According to data obtained from Košutić, the factory’s liquidation manager, Agrocoop Banja Luka has invested nearly €6.4 million in the company. During the interview, Ćopić constantly repeated that he has fulfilled all obligations toward the Sugar Factory, but that the Securities Commission has failed to register Agrocoops shares for four months. He said he was angry and that he was being persecuted by authorities. That the money originated from an accused drug kingpin is of no concern to Ćopić, he said, since at the time Šarić was not yet in trouble with the authorities.
In the interview, Ćopić told OCCRP that, although Serbian police said they were searching for him, he was not hiding in Banja Luka and he was reachable. He was even visited once by Serbian prosecutors to give a statement about one of the cases against him and once by two high level police officers he met at the Bijeljina police station for seven and half hours.
Ćopić said he was most adversely affected when the Serbian officials seized his company Mitrosrem which he bought in 2005 for €15 million and in which he said he invested most of his money. In 2008 he made an agreement with Šarić to sell him this company for €27 million but this purchase was never completed because Šarić was indicted for drug trafficking. According to data from the Serbian indictment and other documents obtained by OCCRP, Šarić paid Ćopić directly or indirectly €16.5 million of the €27 million he says he was owed for the company.
One of the payments was in cash. Ćopić said he received €50,000 from Šarić but said “what I got in cash is insignificant … It’s nothing. I needed if for the attorney.”
Ćopić didn’t confirm how much money overall Šarić paid him.
According to prosecutors in Serbia, shares were seized because, ”there is a real danger that Darko Šarić, as the majority capital of this company … could take the property … and thus impede or preclude its seizure,” they wrote in a request for seizure approved by the court in July 2010.
”They took my company from [Darko Šarić], not from me but from him. Because of that, they kept me from completing the investment.
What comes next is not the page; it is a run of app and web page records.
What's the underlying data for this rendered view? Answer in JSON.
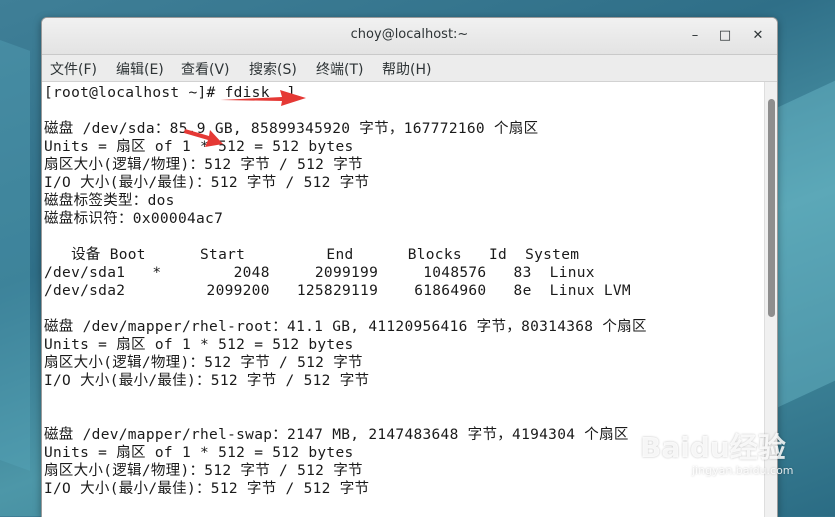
{
  "window": {
    "title": "choy@localhost:~",
    "controls": {
      "minimize": "–",
      "maximize": "□",
      "close": "✕"
    }
  },
  "menu": [
    "文件(F)",
    "编辑(E)",
    "查看(V)",
    "搜索(S)",
    "终端(T)",
    "帮助(H)"
  ],
  "terminal": {
    "lines": [
      "[root@localhost ~]# fdisk -l",
      "",
      "磁盘 /dev/sda：85.9 GB, 85899345920 字节，167772160 个扇区",
      "Units = 扇区 of 1 * 512 = 512 bytes",
      "扇区大小(逻辑/物理)：512 字节 / 512 字节",
      "I/O 大小(最小/最佳)：512 字节 / 512 字节",
      "磁盘标签类型：dos",
      "磁盘标识符：0x00004ac7",
      "",
      "   设备 Boot      Start         End      Blocks   Id  System",
      "/dev/sda1   *        2048     2099199     1048576   83  Linux",
      "/dev/sda2         2099200   125829119    61864960   8e  Linux LVM",
      "",
      "磁盘 /dev/mapper/rhel-root：41.1 GB, 41120956416 字节，80314368 个扇区",
      "Units = 扇区 of 1 * 512 = 512 bytes",
      "扇区大小(逻辑/物理)：512 字节 / 512 字节",
      "I/O 大小(最小/最佳)：512 字节 / 512 字节",
      "",
      "",
      "磁盘 /dev/mapper/rhel-swap：2147 MB, 2147483648 字节，4194304 个扇区",
      "Units = 扇区 of 1 * 512 = 512 bytes",
      "扇区大小(逻辑/物理)：512 字节 / 512 字节",
      "I/O 大小(最小/最佳)：512 字节 / 512 字节"
    ]
  },
  "scrollbar": {
    "position": 0.08
  },
  "watermark": {
    "brand": "Baidu经验",
    "url": "jingyan.baidu.com"
  },
  "colors": {
    "annotation_arrow": "#e53935",
    "terminal_bg": "#ffffff",
    "terminal_fg": "#1a1a1a"
  }
}
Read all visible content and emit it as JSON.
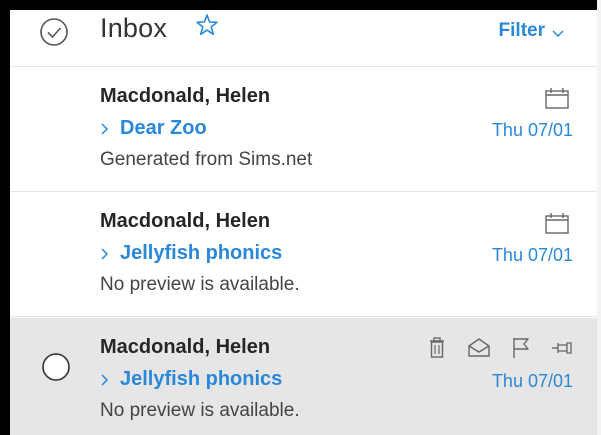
{
  "header": {
    "title": "Inbox",
    "filter_label": "Filter"
  },
  "messages": [
    {
      "sender": "Macdonald, Helen",
      "subject": "Dear Zoo",
      "date": "Thu 07/01",
      "preview": "Generated from Sims.net"
    },
    {
      "sender": "Macdonald, Helen",
      "subject": "Jellyfish phonics",
      "date": "Thu 07/01",
      "preview": "No preview is available."
    },
    {
      "sender": "Macdonald, Helen",
      "subject": "Jellyfish phonics",
      "date": "Thu 07/01",
      "preview": "No preview is available."
    }
  ],
  "icons": {
    "select_all": "check-circle-icon",
    "favorite": "star-icon",
    "filter": "chevron-down-icon",
    "subject_expand": "chevron-right-icon",
    "calendar": "calendar-icon",
    "delete": "trash-icon",
    "mark_read": "envelope-open-icon",
    "flag": "flag-icon",
    "pin": "pin-icon",
    "select_row": "radio-circle-icon"
  },
  "colors": {
    "accent": "#2b88d8",
    "hover_row": "#e6e6e6"
  }
}
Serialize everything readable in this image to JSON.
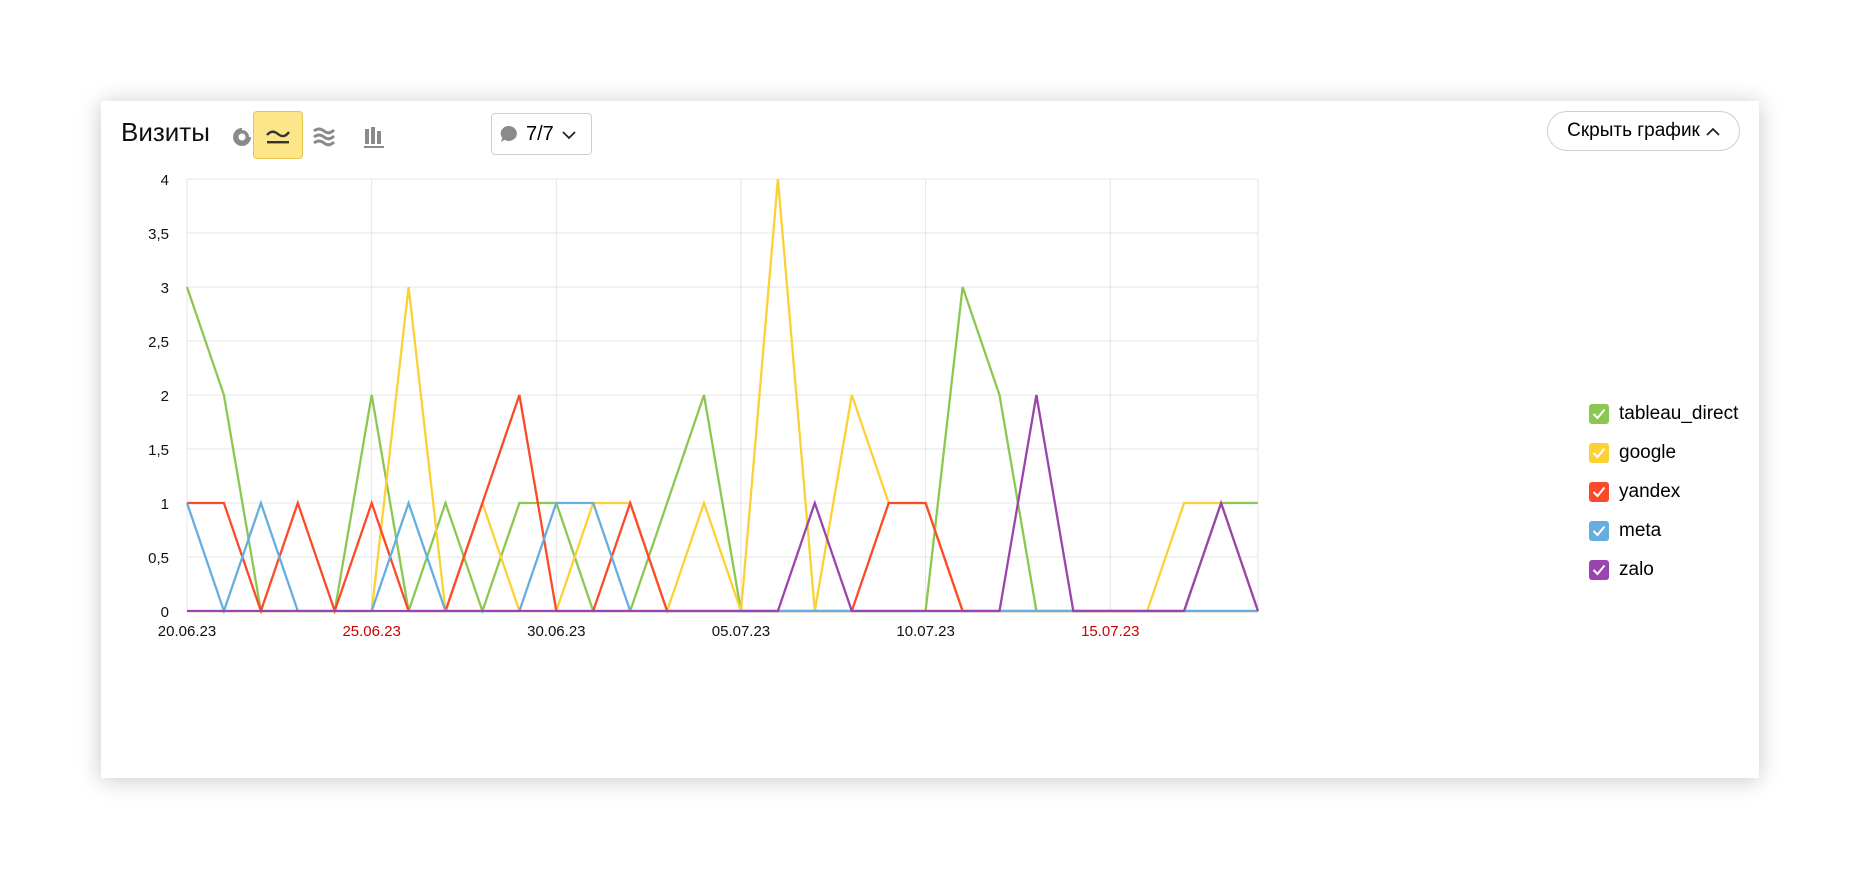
{
  "header": {
    "title": "Визиты",
    "segment_filter": "7/7",
    "hide_chart_label": "Скрыть график"
  },
  "toolbar": {
    "buttons": [
      {
        "icon": "pie-chart-icon",
        "active": false
      },
      {
        "icon": "line-chart-icon",
        "active": true
      },
      {
        "icon": "area-chart-icon",
        "active": false
      },
      {
        "icon": "bar-chart-icon",
        "active": false
      }
    ],
    "accent": "#fde58a"
  },
  "chart_data": {
    "type": "line",
    "x": [
      "20.06.23",
      "21.06.23",
      "22.06.23",
      "23.06.23",
      "24.06.23",
      "25.06.23",
      "26.06.23",
      "27.06.23",
      "28.06.23",
      "29.06.23",
      "30.06.23",
      "01.07.23",
      "02.07.23",
      "03.07.23",
      "04.07.23",
      "05.07.23",
      "06.07.23",
      "07.07.23",
      "08.07.23",
      "09.07.23",
      "10.07.23",
      "11.07.23",
      "12.07.23",
      "13.07.23",
      "14.07.23",
      "15.07.23",
      "16.07.23",
      "17.07.23",
      "18.07.23",
      "19.07.23"
    ],
    "x_ticks": [
      "20.06.23",
      "25.06.23",
      "30.06.23",
      "05.07.23",
      "10.07.23",
      "15.07.23"
    ],
    "weekend_tick_color": "#cc0000",
    "weekend_ticks": [
      "25.06.23",
      "15.07.23"
    ],
    "y_ticks": [
      "0",
      "0,5",
      "1",
      "1,5",
      "2",
      "2,5",
      "3",
      "3,5",
      "4"
    ],
    "ylim": [
      0,
      4
    ],
    "grid": true,
    "legend_position": "right",
    "series": [
      {
        "name": "tableau_direct",
        "color": "#8cc751",
        "values": [
          3,
          2,
          0,
          0,
          0,
          2,
          0,
          1,
          0,
          1,
          1,
          0,
          0,
          1,
          2,
          0,
          0,
          0,
          0,
          0,
          0,
          3,
          2,
          0,
          0,
          0,
          0,
          0,
          1,
          1
        ]
      },
      {
        "name": "google",
        "color": "#fcd135",
        "values": [
          0,
          0,
          0,
          0,
          0,
          0,
          3,
          0,
          1,
          0,
          0,
          1,
          1,
          0,
          1,
          0,
          4,
          0,
          2,
          1,
          1,
          0,
          0,
          0,
          0,
          0,
          0,
          1,
          1,
          0
        ]
      },
      {
        "name": "yandex",
        "color": "#fb4a2a",
        "values": [
          1,
          1,
          0,
          1,
          0,
          1,
          0,
          0,
          1,
          2,
          0,
          0,
          1,
          0,
          0,
          0,
          0,
          0,
          0,
          1,
          1,
          0,
          0,
          0,
          0,
          0,
          0,
          0,
          0,
          0
        ]
      },
      {
        "name": "meta",
        "color": "#65aee0",
        "values": [
          1,
          0,
          1,
          0,
          0,
          0,
          1,
          0,
          0,
          0,
          1,
          1,
          0,
          0,
          0,
          0,
          0,
          0,
          0,
          0,
          0,
          0,
          0,
          0,
          0,
          0,
          0,
          0,
          0,
          0
        ]
      },
      {
        "name": "zalo",
        "color": "#9b44ad",
        "values": [
          0,
          0,
          0,
          0,
          0,
          0,
          0,
          0,
          0,
          0,
          0,
          0,
          0,
          0,
          0,
          0,
          0,
          1,
          0,
          0,
          0,
          0,
          0,
          2,
          0,
          0,
          0,
          0,
          1,
          0
        ]
      }
    ]
  }
}
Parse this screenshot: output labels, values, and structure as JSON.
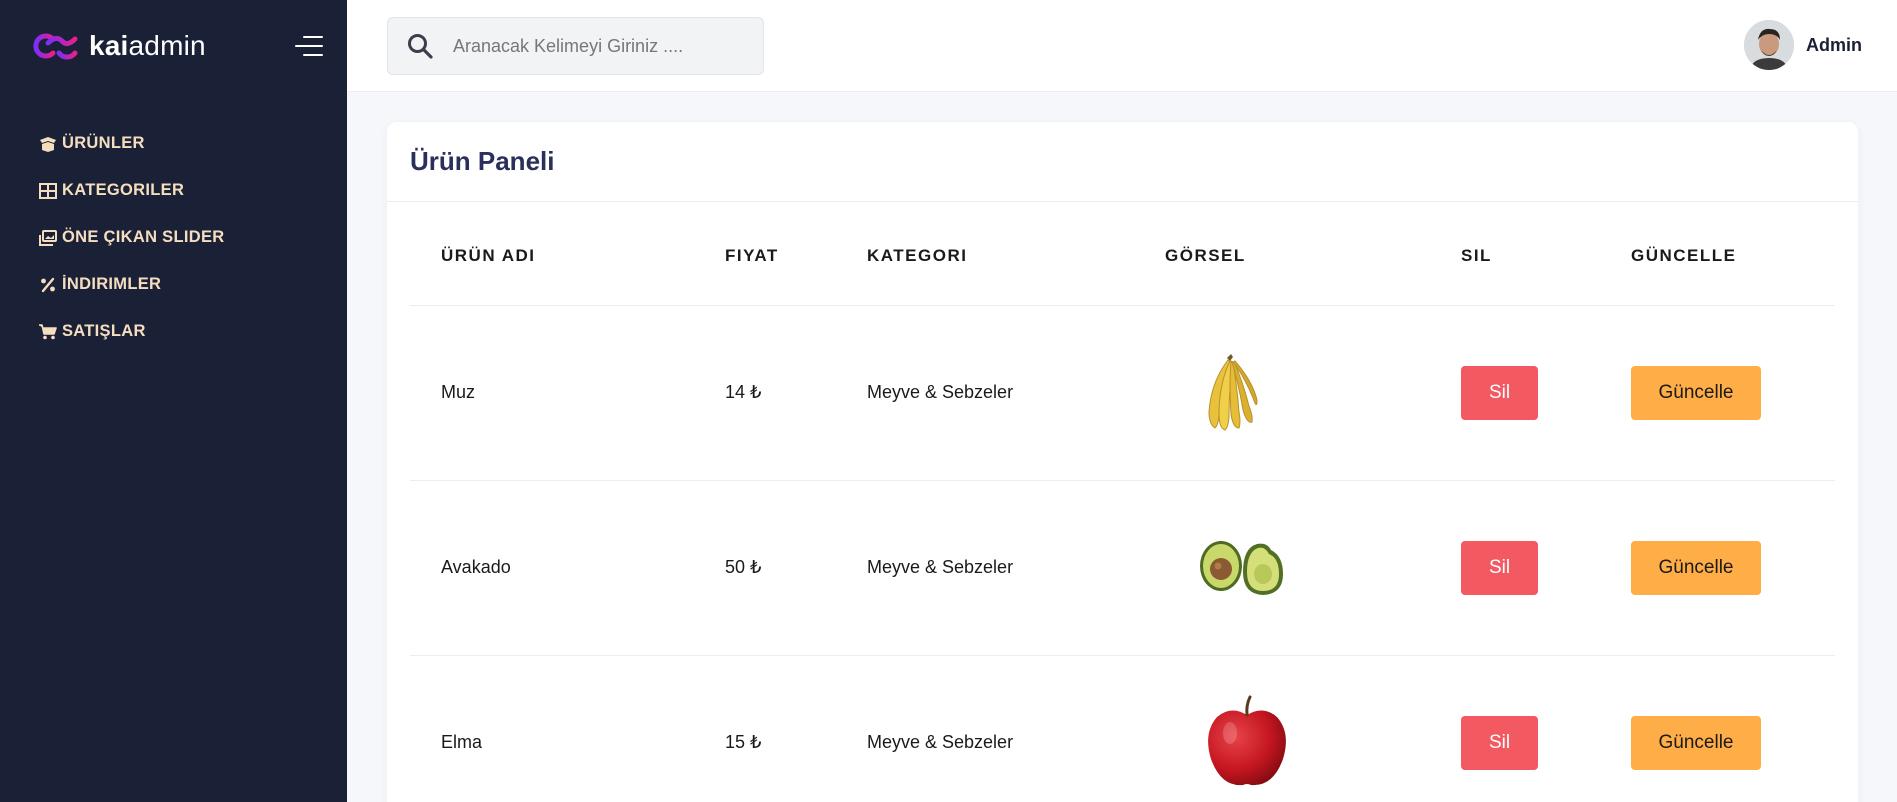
{
  "brand": {
    "name_bold": "kai",
    "name_rest": "admin",
    "accent_start": "#8a2be2",
    "accent_end": "#e91e8c"
  },
  "sidebar": {
    "items": [
      {
        "label": "ÜRÜNLER",
        "icon": "box-open-icon"
      },
      {
        "label": "KATEGORILER",
        "icon": "grid-icon"
      },
      {
        "label": "ÖNE ÇIKAN SLIDER",
        "icon": "images-icon"
      },
      {
        "label": "İNDIRIMLER",
        "icon": "percent-icon"
      },
      {
        "label": "SATIŞLAR",
        "icon": "shopping-cart-icon"
      }
    ]
  },
  "header": {
    "search_placeholder": "Aranacak Kelimeyi Giriniz ....",
    "user_name": "Admin"
  },
  "panel": {
    "title": "Ürün Paneli",
    "columns": [
      "ÜRÜN ADI",
      "FIYAT",
      "KATEGORI",
      "GÖRSEL",
      "SIL",
      "GÜNCELLE"
    ],
    "rows": [
      {
        "name": "Muz",
        "price": "14 ₺",
        "category": "Meyve & Sebzeler",
        "image": "banana",
        "delete_label": "Sil",
        "update_label": "Güncelle"
      },
      {
        "name": "Avakado",
        "price": "50 ₺",
        "category": "Meyve & Sebzeler",
        "image": "avocado",
        "delete_label": "Sil",
        "update_label": "Güncelle"
      },
      {
        "name": "Elma",
        "price": "15 ₺",
        "category": "Meyve & Sebzeler",
        "image": "apple",
        "delete_label": "Sil",
        "update_label": "Güncelle"
      }
    ]
  },
  "colors": {
    "sidebar_bg": "#1a2035",
    "nav_text": "#f5dec0",
    "delete": "#f25961",
    "update": "#ffad46"
  }
}
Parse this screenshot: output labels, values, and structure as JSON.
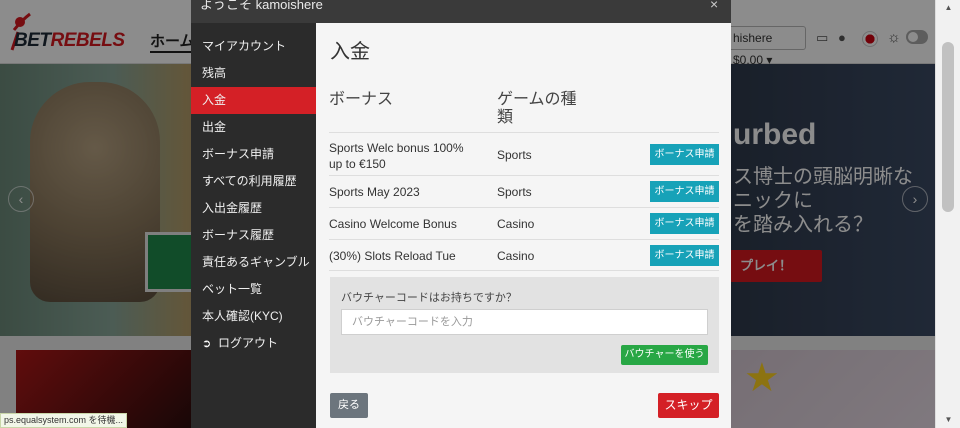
{
  "header": {
    "brand_prefix": "BET",
    "brand_suffix": "REBELS",
    "nav_home": "ホーム",
    "balance": "hishere $0.00 ▾"
  },
  "hero": {
    "title": "urbed",
    "lines": [
      "ス博士の頭脳明晰な",
      "ニックに",
      "を踏み入れる？"
    ],
    "play_button": "プレイ！",
    "prev_arrow": "‹",
    "next_arrow": "›"
  },
  "modal": {
    "welcome": "ようこそ kamoishere",
    "close": "×",
    "sidebar": [
      "マイアカウント",
      "残高",
      "入金",
      "出金",
      "ボーナス申請",
      "すべての利用履歴",
      "入出金履歴",
      "ボーナス履歴",
      "責任あるギャンブル",
      "ベット一覧",
      "本人確認(KYC)",
      "ログアウト"
    ],
    "active_item": "入金",
    "title": "入金",
    "table_headers": {
      "bonus": "ボーナス",
      "game_type": "ゲームの種類"
    },
    "bonuses": [
      {
        "name": "Sports Welc bonus 100% up to €150",
        "type": "Sports",
        "button": "ボーナス申請"
      },
      {
        "name": "Sports May 2023",
        "type": "Sports",
        "button": "ボーナス申請"
      },
      {
        "name": "Casino Welcome Bonus",
        "type": "Casino",
        "button": "ボーナス申請"
      },
      {
        "name": "(30%) Slots Reload Tue",
        "type": "Casino",
        "button": "ボーナス申請"
      }
    ],
    "voucher": {
      "label": "バウチャーコードはお持ちですか？",
      "placeholder": "バウチャーコードを入力",
      "button": "バウチャーを使う"
    },
    "back_button": "戻る",
    "skip_button": "スキップ"
  },
  "status_bar": "ps.equalsystem.com を待機...",
  "colors": {
    "brand_red": "#d42026",
    "bonus_button": "#17a2b8",
    "voucher_button": "#28a745",
    "back_button": "#6c757d",
    "sidebar_bg": "#2b2b2b"
  }
}
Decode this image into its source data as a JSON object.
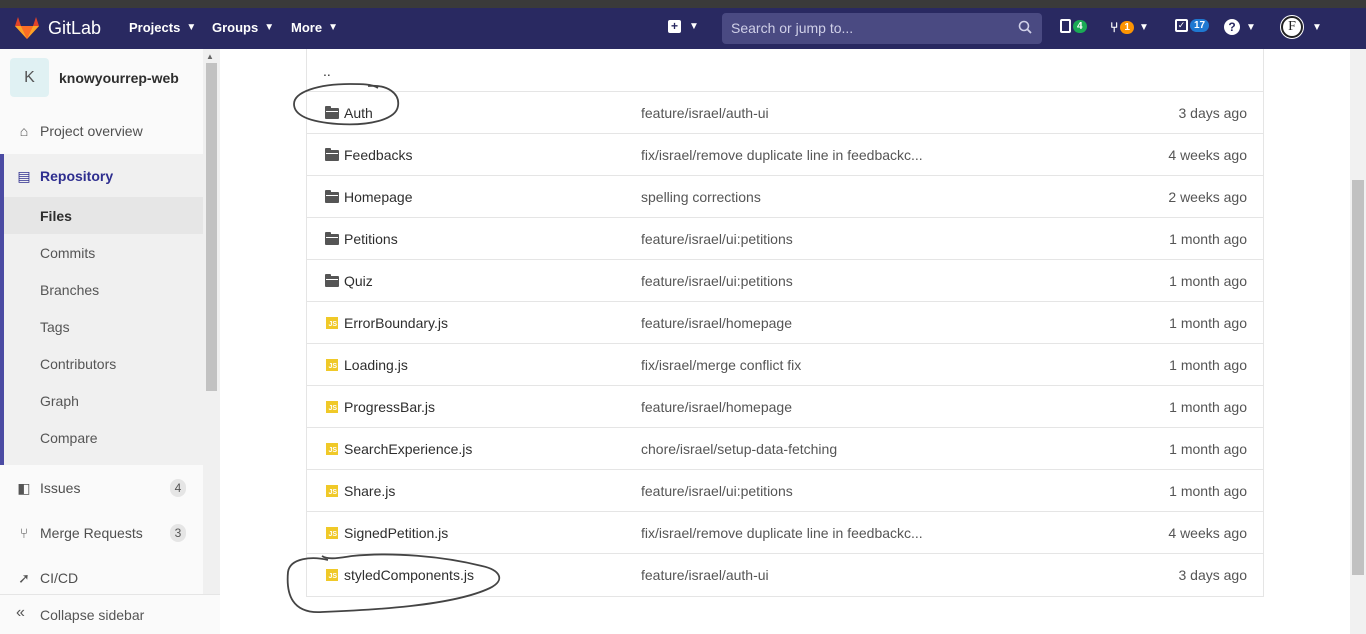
{
  "navbar": {
    "brand": "GitLab",
    "projects": "Projects",
    "groups": "Groups",
    "more": "More",
    "search_placeholder": "Search or jump to...",
    "issues_count": "4",
    "mr_count": "1",
    "todos_count": "17",
    "user_initial": "F",
    "colors": {
      "bg": "#292961",
      "issues_badge": "#1aaa55",
      "mr_badge": "#fc9403",
      "todo_badge": "#1f78d1"
    }
  },
  "sidebar": {
    "project_initial": "K",
    "project_name": "knowyourrep-web",
    "project_overview": "Project overview",
    "repository": "Repository",
    "sub_items": [
      "Files",
      "Commits",
      "Branches",
      "Tags",
      "Contributors",
      "Graph",
      "Compare"
    ],
    "issues": "Issues",
    "issues_count": "4",
    "merge_requests": "Merge Requests",
    "merge_requests_count": "3",
    "cicd": "CI/CD",
    "collapse": "Collapse sidebar"
  },
  "tree": {
    "parent": "..",
    "rows": [
      {
        "type": "folder",
        "name": "Auth",
        "commit": "feature/israel/auth-ui",
        "time": "3 days ago"
      },
      {
        "type": "folder",
        "name": "Feedbacks",
        "commit": "fix/israel/remove duplicate line in feedbackc...",
        "time": "4 weeks ago"
      },
      {
        "type": "folder",
        "name": "Homepage",
        "commit": "spelling corrections",
        "time": "2 weeks ago"
      },
      {
        "type": "folder",
        "name": "Petitions",
        "commit": "feature/israel/ui:petitions",
        "time": "1 month ago"
      },
      {
        "type": "folder",
        "name": "Quiz",
        "commit": "feature/israel/ui:petitions",
        "time": "1 month ago"
      },
      {
        "type": "js",
        "name": "ErrorBoundary.js",
        "commit": "feature/israel/homepage",
        "time": "1 month ago"
      },
      {
        "type": "js",
        "name": "Loading.js",
        "commit": "fix/israel/merge conflict fix",
        "time": "1 month ago"
      },
      {
        "type": "js",
        "name": "ProgressBar.js",
        "commit": "feature/israel/homepage",
        "time": "1 month ago"
      },
      {
        "type": "js",
        "name": "SearchExperience.js",
        "commit": "chore/israel/setup-data-fetching",
        "time": "1 month ago"
      },
      {
        "type": "js",
        "name": "Share.js",
        "commit": "feature/israel/ui:petitions",
        "time": "1 month ago"
      },
      {
        "type": "js",
        "name": "SignedPetition.js",
        "commit": "fix/israel/remove duplicate line in feedbackc...",
        "time": "4 weeks ago"
      },
      {
        "type": "js",
        "name": "styledComponents.js",
        "commit": "feature/israel/auth-ui",
        "time": "3 days ago"
      }
    ]
  }
}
From one side, the [Privatization] agency broke the contract and on the other side the [court] seized it under pressure, probably, by some high level agreement, prosecution or ministry.”
Business documents show that Ćopić bought Mitrosrem in privatization in December 2006 through a consortium led by Ćopić’s company DSD tobacco. He paid €15 million and promised to invest €10 million more in the company, according to contract Ćopić signed with the Privatization Agency.
When he was asked by OCCRP where he got more than €15 million for Mitrosrem, Ćopić answered he took credit from banks. Once he established his first company, the rest was easy, he said.
“You go, borrow the money, and buy one company … That firm you bought has some property.. And then you go buy second, third and sixth, got it?” said Ćopić.
In July 2009, DTM Relation, owned by Nikola Dimitrijević, signed a contract with Privatization Agency and Ćopić to gain control of Mitrosrem, and in August 2009 Ćopić gave a presidents seat on the board of directors to Šarić’s lawyer Andrija Krlović. Krlović is also under indictment with Šarić.
Then five months later, Ćopić used Avio Rent in Banja Luka to buy DTM relations. That again gave him control of Mitrosrem and paved the way for the company to be sold to Šarić, he said.
Ćopić explained why the sales were handled in this way.
“The essence is this – Darko Šarić did not own a company that could buy Mitrosrem even though he had money,” Ćopić said referring to the conditions of privatization that would govern the sale. “[Šarić] didn’t have a company that had an income of €30 million. His lawyers and I agreed that I should a company that meets the conditions and I would transfer Mitrosrem to that company and then when the agency approved it all, he would take shares in the company and in that way he would get ownership.”
The special prosecutor’s office of the RS requested that Ćopić be detained further while the two other arrested directors would be released pending the investigation.